━━━ DATASET EXCERPTS

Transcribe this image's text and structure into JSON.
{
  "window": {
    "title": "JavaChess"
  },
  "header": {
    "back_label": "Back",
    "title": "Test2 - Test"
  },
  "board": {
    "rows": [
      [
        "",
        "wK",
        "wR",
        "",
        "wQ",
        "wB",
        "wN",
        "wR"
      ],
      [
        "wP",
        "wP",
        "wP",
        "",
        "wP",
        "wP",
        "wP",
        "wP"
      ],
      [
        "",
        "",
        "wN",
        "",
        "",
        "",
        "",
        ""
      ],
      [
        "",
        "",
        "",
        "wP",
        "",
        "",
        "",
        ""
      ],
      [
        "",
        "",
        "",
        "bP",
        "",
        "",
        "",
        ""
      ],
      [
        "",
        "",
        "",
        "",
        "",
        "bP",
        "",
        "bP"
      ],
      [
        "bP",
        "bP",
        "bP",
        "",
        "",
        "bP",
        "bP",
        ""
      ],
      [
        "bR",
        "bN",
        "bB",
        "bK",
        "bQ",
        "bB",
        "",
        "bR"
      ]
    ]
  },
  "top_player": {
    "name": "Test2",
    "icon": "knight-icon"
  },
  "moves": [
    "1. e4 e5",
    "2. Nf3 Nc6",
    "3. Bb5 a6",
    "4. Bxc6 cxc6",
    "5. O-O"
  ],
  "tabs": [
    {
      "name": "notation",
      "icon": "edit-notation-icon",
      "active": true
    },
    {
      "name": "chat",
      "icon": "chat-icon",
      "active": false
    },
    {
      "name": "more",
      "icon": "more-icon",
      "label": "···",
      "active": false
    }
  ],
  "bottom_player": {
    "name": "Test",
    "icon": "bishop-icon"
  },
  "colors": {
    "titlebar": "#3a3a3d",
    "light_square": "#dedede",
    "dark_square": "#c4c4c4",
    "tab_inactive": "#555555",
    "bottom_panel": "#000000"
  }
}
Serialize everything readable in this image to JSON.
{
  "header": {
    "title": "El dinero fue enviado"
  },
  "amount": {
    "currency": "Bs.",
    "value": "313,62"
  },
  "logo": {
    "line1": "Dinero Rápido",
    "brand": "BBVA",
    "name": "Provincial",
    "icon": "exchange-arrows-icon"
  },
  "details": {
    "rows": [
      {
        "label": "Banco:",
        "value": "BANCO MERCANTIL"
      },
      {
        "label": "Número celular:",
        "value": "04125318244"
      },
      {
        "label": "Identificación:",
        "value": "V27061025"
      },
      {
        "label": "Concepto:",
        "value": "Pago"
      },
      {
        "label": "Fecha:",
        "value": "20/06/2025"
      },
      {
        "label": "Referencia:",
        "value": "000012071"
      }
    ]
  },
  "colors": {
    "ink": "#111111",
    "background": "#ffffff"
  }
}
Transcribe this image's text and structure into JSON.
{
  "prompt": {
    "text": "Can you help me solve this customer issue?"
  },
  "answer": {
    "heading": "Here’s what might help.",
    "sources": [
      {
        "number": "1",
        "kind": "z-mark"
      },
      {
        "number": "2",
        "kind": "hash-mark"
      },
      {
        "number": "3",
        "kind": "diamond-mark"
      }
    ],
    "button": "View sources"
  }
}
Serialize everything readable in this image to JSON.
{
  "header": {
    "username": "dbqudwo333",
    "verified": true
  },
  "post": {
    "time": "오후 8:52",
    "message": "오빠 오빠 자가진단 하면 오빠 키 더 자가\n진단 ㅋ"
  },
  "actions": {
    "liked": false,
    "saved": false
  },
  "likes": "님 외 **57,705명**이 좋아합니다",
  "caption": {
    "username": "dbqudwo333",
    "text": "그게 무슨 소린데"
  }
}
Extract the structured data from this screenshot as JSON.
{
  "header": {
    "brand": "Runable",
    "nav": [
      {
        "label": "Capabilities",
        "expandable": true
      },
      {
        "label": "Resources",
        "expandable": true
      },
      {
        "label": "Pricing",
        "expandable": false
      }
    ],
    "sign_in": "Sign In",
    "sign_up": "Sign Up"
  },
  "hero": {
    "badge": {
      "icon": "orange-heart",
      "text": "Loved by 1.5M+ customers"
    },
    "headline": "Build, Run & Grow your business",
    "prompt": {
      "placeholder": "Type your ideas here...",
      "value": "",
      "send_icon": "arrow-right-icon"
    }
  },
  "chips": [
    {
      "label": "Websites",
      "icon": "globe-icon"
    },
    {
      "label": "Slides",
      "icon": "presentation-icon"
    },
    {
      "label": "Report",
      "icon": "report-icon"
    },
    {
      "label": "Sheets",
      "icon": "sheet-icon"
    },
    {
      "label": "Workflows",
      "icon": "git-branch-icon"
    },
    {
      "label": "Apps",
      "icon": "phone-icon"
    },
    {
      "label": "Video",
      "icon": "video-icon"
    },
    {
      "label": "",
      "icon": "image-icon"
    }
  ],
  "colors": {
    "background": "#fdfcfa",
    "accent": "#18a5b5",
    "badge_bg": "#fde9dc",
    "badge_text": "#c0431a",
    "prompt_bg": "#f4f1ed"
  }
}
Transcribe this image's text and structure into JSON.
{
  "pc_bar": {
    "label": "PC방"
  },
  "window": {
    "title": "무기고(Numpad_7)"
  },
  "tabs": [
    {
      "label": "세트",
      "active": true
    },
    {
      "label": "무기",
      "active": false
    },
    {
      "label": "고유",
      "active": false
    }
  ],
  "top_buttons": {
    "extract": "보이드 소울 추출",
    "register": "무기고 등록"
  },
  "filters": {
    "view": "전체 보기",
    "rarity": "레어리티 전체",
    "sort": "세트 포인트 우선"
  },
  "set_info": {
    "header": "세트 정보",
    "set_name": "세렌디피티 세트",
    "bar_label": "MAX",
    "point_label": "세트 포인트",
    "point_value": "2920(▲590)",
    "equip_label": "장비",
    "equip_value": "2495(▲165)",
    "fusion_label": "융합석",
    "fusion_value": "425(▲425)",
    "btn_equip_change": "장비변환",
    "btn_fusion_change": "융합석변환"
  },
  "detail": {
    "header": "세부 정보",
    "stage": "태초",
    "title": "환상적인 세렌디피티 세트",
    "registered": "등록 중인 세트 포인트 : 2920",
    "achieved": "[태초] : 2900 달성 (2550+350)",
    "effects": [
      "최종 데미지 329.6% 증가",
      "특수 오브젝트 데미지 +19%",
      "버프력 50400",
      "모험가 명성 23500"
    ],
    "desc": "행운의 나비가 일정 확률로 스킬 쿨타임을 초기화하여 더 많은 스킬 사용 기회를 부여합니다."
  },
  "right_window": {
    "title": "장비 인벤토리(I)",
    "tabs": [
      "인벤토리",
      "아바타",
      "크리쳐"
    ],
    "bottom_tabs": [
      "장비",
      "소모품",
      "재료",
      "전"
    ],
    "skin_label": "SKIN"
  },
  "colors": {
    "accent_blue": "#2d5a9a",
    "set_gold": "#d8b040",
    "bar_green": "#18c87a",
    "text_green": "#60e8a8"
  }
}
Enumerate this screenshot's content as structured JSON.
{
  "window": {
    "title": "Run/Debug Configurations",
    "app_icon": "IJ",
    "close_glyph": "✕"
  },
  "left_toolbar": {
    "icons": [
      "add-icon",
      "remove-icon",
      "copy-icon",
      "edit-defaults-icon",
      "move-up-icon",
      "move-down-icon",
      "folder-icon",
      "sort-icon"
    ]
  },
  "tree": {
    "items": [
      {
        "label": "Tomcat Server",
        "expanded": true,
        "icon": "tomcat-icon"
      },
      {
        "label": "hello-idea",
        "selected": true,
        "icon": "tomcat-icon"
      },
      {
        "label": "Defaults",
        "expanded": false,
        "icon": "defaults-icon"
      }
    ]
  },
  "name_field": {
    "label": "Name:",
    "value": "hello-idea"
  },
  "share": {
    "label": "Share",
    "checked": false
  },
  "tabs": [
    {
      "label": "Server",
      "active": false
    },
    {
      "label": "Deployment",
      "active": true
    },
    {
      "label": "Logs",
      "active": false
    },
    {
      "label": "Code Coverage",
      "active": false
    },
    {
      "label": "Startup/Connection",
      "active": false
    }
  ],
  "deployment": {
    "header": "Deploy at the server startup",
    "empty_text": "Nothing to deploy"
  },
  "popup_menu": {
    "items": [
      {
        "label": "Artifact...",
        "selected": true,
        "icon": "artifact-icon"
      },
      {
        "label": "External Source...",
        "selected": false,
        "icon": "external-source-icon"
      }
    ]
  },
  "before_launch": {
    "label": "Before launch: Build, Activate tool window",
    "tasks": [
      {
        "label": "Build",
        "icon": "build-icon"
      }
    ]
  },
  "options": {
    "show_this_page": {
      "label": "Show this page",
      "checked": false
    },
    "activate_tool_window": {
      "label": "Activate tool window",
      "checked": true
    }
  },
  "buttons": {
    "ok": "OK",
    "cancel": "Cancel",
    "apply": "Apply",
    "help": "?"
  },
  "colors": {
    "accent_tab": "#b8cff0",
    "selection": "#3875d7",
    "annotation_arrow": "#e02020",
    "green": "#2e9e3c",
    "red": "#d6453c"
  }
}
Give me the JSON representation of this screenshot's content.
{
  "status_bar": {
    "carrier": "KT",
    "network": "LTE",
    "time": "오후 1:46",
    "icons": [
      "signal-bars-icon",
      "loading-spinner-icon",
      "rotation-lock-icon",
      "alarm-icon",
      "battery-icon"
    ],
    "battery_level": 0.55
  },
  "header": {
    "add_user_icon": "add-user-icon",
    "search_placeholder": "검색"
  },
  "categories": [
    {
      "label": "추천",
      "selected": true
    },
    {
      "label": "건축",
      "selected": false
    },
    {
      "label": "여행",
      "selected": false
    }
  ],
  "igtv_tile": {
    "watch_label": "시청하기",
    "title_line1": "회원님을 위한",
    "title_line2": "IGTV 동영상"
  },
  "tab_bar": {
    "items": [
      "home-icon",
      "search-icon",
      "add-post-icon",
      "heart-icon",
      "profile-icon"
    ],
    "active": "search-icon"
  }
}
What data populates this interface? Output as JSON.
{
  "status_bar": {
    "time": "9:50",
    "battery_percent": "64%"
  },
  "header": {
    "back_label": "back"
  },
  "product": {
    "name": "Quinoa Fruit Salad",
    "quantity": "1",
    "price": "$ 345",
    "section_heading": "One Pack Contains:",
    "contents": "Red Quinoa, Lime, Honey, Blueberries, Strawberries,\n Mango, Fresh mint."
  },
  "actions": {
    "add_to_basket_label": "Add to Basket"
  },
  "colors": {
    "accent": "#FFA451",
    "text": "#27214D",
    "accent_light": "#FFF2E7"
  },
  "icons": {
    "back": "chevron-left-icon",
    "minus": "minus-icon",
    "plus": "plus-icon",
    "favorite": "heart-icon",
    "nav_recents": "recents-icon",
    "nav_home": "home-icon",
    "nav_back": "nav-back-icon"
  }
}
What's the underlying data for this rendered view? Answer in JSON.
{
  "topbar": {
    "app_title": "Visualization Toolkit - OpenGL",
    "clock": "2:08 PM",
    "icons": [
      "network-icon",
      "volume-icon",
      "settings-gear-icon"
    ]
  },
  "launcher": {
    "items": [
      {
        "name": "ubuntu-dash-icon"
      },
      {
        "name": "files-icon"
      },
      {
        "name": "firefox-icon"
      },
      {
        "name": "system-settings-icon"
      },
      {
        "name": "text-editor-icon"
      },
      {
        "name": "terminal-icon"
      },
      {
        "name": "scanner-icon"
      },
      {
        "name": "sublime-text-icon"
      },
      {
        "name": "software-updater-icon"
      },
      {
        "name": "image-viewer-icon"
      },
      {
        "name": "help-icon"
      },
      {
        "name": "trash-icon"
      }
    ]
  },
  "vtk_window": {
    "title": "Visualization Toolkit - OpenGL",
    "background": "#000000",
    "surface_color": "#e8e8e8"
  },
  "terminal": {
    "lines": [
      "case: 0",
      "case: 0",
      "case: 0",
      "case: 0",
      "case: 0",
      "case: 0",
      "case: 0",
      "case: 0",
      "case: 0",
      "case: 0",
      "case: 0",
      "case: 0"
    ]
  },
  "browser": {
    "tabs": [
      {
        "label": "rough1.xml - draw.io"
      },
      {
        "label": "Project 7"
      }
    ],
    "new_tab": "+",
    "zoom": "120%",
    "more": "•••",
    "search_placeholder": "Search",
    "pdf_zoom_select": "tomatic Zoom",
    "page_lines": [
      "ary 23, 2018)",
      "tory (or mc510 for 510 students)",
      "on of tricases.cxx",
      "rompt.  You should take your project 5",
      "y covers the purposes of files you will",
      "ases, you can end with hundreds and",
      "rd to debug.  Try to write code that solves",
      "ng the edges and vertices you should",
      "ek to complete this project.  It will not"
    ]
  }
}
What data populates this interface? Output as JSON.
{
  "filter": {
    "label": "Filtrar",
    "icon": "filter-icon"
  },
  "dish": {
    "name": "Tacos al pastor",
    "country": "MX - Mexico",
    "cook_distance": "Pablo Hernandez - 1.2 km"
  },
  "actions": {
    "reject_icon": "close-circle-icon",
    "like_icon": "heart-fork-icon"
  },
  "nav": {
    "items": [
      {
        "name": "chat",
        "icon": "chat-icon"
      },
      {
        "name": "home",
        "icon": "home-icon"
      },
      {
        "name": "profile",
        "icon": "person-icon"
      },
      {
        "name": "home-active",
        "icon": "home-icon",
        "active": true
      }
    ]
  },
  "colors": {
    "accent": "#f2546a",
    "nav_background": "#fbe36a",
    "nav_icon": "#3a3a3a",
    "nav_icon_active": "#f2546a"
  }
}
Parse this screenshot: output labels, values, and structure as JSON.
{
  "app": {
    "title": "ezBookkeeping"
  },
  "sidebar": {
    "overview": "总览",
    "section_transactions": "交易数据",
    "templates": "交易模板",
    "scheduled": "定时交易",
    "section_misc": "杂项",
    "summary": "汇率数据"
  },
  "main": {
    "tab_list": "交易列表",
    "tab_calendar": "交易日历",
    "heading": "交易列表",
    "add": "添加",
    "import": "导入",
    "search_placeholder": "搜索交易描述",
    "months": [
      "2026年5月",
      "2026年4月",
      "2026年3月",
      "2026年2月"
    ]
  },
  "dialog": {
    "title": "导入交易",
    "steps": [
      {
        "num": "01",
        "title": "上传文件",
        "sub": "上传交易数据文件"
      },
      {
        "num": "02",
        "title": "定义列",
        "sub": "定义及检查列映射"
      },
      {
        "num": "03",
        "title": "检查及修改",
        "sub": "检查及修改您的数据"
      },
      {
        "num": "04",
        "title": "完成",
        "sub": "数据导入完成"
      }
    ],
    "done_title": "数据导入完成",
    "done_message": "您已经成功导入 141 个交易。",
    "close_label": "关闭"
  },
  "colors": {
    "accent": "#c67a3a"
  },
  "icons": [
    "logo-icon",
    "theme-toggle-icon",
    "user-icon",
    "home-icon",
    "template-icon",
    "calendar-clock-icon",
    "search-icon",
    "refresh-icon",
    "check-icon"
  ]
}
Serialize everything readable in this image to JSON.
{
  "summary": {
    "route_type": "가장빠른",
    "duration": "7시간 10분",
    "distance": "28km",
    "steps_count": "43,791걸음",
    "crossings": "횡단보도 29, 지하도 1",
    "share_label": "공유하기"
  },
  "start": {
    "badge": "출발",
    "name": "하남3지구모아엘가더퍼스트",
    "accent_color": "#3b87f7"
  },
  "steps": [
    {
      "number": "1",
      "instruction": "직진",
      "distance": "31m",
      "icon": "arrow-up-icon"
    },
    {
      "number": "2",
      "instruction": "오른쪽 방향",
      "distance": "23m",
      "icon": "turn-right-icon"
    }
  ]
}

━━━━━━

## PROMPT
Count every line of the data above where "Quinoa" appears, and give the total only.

## WRITTEN ANSWER
2